But Netanyahu, whose initial reactions to the Obama State Department speech helped rile up some elements of the pro-Israel community to a fever pitch, kept the tension level high Monday night by again implying that the White House is seeking to impose a pre-‘67 “indefensible” border on Israel.

The irony is that the prime minister’s decision to play up the confrontation with Obama, perhaps as a means of bolstering his position back home, was contrary to a major theme of the AIPAC conference, which was “safer, stronger and better together” in reference to the U.S.-Israel relationship.

Across the board, Republican and Democratic leaders emphasized repeatedly during the conference the mutual benefit of strong U.S.-Israel ties, bipartisan support, cooperation, trust, unity, etc. Yet the two top leaders in Washington and Jerusalem clearly are not on the same page — and can’t hide their distrust, one for the other.

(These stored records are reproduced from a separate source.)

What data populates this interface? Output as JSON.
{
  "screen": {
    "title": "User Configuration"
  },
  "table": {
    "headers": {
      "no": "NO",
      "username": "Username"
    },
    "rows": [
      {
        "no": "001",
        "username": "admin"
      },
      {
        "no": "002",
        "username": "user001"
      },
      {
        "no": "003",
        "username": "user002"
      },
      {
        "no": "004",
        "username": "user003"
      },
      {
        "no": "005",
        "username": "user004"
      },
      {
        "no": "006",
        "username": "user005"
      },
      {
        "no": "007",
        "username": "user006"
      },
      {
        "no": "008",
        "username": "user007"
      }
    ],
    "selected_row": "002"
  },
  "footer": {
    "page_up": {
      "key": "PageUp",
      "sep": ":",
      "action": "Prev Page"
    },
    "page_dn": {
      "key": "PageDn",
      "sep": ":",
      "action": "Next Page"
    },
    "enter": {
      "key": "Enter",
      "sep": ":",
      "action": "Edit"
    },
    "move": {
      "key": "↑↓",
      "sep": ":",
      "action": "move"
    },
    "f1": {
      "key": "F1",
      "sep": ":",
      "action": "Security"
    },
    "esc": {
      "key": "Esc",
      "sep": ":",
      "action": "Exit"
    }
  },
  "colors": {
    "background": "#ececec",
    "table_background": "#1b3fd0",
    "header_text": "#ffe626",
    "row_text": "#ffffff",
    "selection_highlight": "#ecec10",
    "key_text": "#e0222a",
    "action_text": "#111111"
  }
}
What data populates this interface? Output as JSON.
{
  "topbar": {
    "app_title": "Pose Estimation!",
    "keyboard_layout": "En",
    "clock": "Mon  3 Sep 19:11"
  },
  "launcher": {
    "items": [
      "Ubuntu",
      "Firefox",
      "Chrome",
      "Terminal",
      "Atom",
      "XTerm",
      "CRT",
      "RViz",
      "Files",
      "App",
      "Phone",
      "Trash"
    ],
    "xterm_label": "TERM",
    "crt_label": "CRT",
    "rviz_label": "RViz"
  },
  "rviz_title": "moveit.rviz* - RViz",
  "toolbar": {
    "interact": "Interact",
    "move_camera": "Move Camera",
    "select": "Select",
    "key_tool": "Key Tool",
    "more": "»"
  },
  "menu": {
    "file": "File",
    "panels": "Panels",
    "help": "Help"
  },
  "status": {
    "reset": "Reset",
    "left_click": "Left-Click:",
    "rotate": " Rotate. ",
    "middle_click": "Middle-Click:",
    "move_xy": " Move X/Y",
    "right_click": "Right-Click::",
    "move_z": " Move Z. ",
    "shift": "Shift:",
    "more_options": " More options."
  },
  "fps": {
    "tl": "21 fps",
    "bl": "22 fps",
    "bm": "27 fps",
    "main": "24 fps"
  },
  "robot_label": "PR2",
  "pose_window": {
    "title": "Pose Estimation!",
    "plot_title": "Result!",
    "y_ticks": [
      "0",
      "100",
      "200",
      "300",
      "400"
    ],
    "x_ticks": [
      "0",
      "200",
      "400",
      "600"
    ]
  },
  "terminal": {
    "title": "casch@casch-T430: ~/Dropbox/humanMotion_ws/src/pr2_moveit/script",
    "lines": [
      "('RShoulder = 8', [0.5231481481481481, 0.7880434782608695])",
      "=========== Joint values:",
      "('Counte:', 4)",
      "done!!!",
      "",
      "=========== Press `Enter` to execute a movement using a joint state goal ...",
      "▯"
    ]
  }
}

This is more than a personal grudge match; it can affect strategic policy and the very future of the Jewish state. Israel, of course, has a lot more to lose here than the U.S., so the onus is on Bibi to make the relationship better.

At the AIPAC conference it was clear that the prime minister’s initial reaction to the Obama State Department speech left delegates with a sense of deep concern about U.S. plans. For many, the mood at the Washington Convention Center reflected a sense of anger and fear over Obama’s intentions. In his talk Monday night, Bibi had a chance to put the thousands of pro-Israel supporters at ease, as the president sought to do the day before, but he chose not to, instead injecting again the concern about being threatened with “indefensible” borders.

His speech to Congress on Tuesday was very well received, and made Israel’s case eloquently. But it’s the president, more than members of Congress, who shapes foreign policy.

The good news or bad news, depending on your Mideast politics, is that Obama has made no mention of any new effort to restart the troubled and long-delayed negotiations, indicating that he is turning his attention to other world problems. The storm has passed, and in the end, little of substance regarding the Mideast impasse will result from all the heated rhetoric of the last week.

All the more reason why Bibi should have responded positively to the president’s speeches instead of reinforcing his image that he — rather than Abbas — is the Mideast’s Dr. No.

Abbas has chosen peace with Hamas (for the immediate future, at least) over a chance for peace with Israel. And Bibi has chosen confronting Obama rather than working at restoring their relationship. I hope it’s not a permanent mistake.